• **Records**:
****************
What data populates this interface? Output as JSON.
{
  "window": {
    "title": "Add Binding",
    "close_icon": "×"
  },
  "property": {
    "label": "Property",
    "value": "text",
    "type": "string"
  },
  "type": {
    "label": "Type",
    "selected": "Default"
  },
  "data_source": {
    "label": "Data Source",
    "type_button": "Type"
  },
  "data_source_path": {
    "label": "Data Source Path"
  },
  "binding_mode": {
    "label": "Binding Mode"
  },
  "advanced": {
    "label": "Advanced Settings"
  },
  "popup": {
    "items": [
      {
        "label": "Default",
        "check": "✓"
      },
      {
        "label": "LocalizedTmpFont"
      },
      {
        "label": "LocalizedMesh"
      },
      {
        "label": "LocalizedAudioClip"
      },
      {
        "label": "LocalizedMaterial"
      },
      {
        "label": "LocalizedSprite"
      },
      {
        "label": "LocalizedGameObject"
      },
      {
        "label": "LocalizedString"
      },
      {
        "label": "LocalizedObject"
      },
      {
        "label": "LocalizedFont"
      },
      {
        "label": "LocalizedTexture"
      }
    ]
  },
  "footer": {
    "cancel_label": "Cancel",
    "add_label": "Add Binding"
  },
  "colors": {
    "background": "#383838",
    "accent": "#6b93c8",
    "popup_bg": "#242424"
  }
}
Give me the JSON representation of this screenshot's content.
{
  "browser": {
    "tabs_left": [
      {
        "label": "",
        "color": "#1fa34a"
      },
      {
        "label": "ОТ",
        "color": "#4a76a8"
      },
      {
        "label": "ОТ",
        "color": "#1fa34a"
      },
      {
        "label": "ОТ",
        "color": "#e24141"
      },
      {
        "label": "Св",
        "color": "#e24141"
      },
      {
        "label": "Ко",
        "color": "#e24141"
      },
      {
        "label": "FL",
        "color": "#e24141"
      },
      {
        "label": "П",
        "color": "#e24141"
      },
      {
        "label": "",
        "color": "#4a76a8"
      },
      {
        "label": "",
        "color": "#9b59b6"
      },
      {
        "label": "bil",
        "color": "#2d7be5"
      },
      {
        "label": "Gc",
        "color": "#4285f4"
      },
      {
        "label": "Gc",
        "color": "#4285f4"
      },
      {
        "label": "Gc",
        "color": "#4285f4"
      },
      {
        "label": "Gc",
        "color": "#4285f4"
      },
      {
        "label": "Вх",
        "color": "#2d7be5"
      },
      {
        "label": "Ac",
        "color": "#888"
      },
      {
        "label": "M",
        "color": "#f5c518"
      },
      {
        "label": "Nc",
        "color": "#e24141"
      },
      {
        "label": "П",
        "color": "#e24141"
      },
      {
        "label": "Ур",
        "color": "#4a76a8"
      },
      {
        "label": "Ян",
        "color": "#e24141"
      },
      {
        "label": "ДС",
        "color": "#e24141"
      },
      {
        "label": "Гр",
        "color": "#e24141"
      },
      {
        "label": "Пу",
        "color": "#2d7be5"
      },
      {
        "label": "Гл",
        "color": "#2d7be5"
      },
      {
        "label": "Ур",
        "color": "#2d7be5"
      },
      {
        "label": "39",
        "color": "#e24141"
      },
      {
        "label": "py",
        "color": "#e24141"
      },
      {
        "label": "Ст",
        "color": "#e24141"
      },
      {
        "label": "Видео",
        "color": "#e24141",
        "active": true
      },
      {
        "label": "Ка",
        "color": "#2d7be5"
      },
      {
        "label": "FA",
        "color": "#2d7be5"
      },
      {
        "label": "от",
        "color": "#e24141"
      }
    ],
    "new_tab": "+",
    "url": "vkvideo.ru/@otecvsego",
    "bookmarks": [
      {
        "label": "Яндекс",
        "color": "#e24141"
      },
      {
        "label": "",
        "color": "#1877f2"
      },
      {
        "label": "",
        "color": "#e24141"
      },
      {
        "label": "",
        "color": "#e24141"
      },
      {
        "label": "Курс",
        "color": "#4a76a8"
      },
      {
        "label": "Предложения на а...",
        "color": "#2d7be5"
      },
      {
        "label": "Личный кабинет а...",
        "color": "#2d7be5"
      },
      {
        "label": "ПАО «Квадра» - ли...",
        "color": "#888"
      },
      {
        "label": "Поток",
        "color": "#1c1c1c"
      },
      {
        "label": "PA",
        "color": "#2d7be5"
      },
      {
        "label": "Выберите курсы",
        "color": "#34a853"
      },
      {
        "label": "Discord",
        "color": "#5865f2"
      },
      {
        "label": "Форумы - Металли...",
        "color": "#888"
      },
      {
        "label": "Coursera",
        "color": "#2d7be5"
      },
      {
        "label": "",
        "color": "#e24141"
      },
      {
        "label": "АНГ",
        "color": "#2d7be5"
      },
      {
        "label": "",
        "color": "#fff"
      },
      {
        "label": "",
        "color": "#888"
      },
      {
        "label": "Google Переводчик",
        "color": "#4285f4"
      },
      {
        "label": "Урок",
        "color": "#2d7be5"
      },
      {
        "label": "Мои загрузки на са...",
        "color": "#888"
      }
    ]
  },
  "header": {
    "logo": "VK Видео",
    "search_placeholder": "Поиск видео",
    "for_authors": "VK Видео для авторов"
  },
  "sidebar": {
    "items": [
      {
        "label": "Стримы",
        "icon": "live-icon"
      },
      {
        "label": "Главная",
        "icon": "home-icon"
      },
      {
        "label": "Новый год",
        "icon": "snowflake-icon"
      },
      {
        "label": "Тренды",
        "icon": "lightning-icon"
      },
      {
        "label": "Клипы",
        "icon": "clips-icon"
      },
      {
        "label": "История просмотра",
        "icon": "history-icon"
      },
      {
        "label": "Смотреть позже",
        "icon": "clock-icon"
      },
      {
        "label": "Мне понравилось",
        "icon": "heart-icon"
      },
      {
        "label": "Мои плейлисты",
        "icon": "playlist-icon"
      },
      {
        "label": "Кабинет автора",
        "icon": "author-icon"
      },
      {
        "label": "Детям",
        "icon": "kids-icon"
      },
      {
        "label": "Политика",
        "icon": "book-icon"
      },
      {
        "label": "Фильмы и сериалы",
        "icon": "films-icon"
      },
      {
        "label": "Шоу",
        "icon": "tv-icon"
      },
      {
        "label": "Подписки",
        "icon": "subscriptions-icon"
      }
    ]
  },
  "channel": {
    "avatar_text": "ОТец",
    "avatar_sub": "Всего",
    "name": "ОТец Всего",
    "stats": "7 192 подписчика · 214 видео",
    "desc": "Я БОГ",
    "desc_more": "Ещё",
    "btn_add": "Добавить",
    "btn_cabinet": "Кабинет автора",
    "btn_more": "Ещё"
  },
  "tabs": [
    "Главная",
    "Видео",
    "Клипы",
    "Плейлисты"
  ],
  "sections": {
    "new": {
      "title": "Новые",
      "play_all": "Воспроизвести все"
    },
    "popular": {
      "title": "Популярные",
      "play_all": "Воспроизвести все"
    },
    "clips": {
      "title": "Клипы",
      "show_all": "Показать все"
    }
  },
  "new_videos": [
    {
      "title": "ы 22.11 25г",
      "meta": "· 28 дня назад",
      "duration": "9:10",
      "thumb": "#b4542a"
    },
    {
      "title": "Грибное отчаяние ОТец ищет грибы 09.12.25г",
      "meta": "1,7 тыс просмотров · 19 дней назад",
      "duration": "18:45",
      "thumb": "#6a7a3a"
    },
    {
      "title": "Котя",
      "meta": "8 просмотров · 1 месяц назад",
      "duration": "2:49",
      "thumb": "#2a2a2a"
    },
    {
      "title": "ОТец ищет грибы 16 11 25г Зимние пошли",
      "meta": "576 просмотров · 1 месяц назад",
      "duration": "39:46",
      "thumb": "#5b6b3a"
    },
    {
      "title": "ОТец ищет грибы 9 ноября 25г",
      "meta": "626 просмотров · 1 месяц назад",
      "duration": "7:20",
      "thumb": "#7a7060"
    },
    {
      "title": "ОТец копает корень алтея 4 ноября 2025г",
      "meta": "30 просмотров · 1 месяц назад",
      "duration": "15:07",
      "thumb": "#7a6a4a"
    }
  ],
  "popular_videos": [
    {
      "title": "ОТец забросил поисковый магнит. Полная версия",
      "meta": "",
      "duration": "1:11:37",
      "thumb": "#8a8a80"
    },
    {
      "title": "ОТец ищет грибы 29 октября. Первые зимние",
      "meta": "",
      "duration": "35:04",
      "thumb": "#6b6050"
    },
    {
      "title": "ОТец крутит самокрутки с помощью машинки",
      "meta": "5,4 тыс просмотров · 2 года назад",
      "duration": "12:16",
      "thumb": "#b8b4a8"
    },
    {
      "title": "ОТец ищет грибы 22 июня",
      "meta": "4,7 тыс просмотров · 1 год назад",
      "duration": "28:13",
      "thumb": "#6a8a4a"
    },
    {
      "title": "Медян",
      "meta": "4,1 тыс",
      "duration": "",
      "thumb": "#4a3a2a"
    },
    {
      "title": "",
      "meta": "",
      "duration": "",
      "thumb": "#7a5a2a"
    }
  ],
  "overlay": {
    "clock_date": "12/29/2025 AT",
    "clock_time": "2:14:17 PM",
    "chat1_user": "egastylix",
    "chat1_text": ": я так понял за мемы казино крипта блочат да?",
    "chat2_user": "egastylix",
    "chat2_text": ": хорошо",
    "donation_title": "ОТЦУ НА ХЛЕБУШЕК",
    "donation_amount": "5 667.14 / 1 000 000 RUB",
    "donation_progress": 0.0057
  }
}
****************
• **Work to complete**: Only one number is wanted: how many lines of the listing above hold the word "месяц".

• **Task response**: 4